The nine-page tax reform framework that the Trump administration released Wednesday referred only briefly to the treatment of retirement savings. There was no sign that the current tax deferral regime would change, but the document left the door open to future adjustments.
Here’s what it said about retirement: “The framework retains tax benefits that encourage work, higher education and retirement security. The committees are encouraged to simplify these benefits to improve their efficiency and effectiveness. Tax reform will aim to maintain or raise retirement plan participation of workers and the resources available for retirement.”
The document, entitled, “Unified Framework for Fixing Our Broken Tax Code,” also contained these proposed federal tax law changes:
“Zero tax bracket”
The framework doubled the standard deduction to: $24,000 for married taxpayers filing jointly, and $12,000 for single filers. To simplify the tax rules, the additional standard deduction and personal exemptions for the taxpayer and spouse are consolidated into this larger standard deduction. These changes create a larger “zero tax bracket” by eliminating taxes on the first $24,000 of income earned by a married couple and $12,000 earned by a single individual.
Individual tax rate structure
Under current law, taxable income is subject to seven tax brackets. The framework aims to consolidate the current seven tax brackets into three brackets of 12%, 25% and 35%. Typical families in the existing 10% bracket are expected to be better off under the framework due to the larger standard deduction, larger child tax credit and additional tax relief that will be included during the committee process.
An additional top rate may apply to the highest-income taxpayers to ensure that the reformed tax code is at least as progressive as the existing tax code and does not shift the tax burden from high-income to lower- and middle-income taxpayers. The framework also envisions the use of a more accurate measure of inflation for purposes of indexing the tax brackets and other tax parameters.
Enhanced child tax credit and middle-class tax relief
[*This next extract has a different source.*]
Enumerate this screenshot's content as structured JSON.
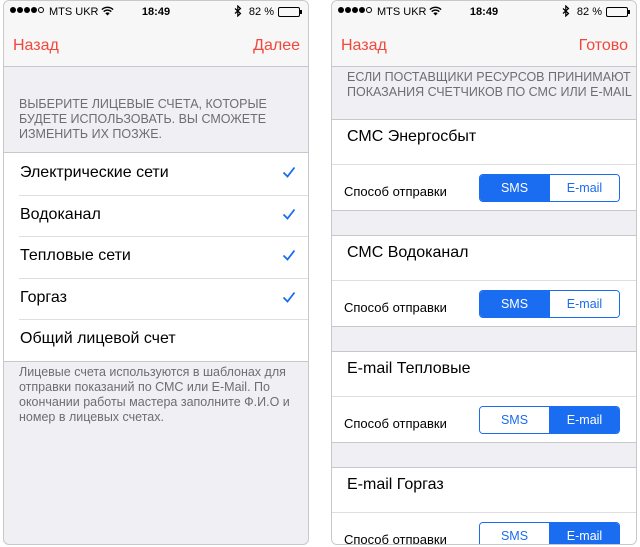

The framework repeals the personal exemptions for dependents and significantly increases the Child Tax Credit. The first $1,000 of the credit will be refundable as under current law. In addition, the framework will increase the income levels at which the Child Tax Credit begins to phase out. The modified income limits will make the credit available to more middle-income families and eliminate the marriage penalty in the existing credit. The framework also provides a non-refundable credit of $500 for non-child dependents to help defray the cost of caring for other dependents.
Individual Alternative Minimum Tax (AMT)
The framework repeals the existing individual AMT, which requires taxpayers to do their taxes twice. The nonpartisan Joint Committee on Taxation (JCT) and the Internal Revenue Service (IRS) Taxpayer Advocate have both recommended repealing the AMT because it no longer serves its intended purpose and creates significant complexity.
The framework eliminates most itemized deductions, but retains tax incentives for home mortgage interest and charitable contributions.
Death and generation-skipping transfer taxes
The framework repeals the death tax and the generation-skipping transfer tax.
Tax rate structure for small businesses
The framework limits the maximum tax rate applied to the business income of small and family-owned businesses conducted as sole proprietorships, partnerships and S corporations to 25%. The framework contemplates that the committees will adopt measures to prevent the re-characterization of personal income into business income to prevent wealthy individuals from avoiding the top personal tax rate.
Tax rate structure for corporations
The framework reduces the corporate tax rate to 20%—which is below the 22.5% average of the industrialized world—and aims to eliminate the corporate AMT, as recommended by the non-partisan JCT. The committees also may consider methods to reduce the double taxation of corporate earnings.
“Expensing” of capital investments
The framework allows businesses to immediately write off (or “expense”) the cost of new investments in depreciable assets other than structures made after September 27, 2017, for at least five years. This policy represents an unprecedented level of expensing with respect to the duration and scope of eligible assets.
The deduction for net interest expense incurred by C corporations will be partially limited. The committees will consider the appropriate treatment of interest paid by non-corporate taxpayers.
Other business deductions and credits
The current-law domestic production (“section 199”) deduction will no longer be necessary. In addition, numerous other special exclusions and deductions will be repealed or restricted. The framework explicitly preserves business credits in research and development (R&D) and low-income housing, however.
Territorial taxation of global American companies
The framework will replace the existing worldwide tax system with a 100% exemption for dividends from foreign subsidiaries (in which the U.S. parent owns at least a 10% stake). The framework treats foreign earnings that have accumulated overseas under the old system as repatriated. Accumulated foreign earnings held in illiquid assets will be subject to a lower tax rate than foreign earnings held in cash or cash equivalents. Payment of the tax liability will be spread out over several years.
Stopping corporations from shipping jobs and capital overseas
To prevent companies from shifting profits to tax havens, the framework includes rules to protect the U.S. tax base by taxing at a reduced rate and on a global basis the foreign profits of U.S. multinational corporations. The committees will incorporate rules to level the playing field between U.S.-headquartered parent companies and foreign-headquartered parent companies.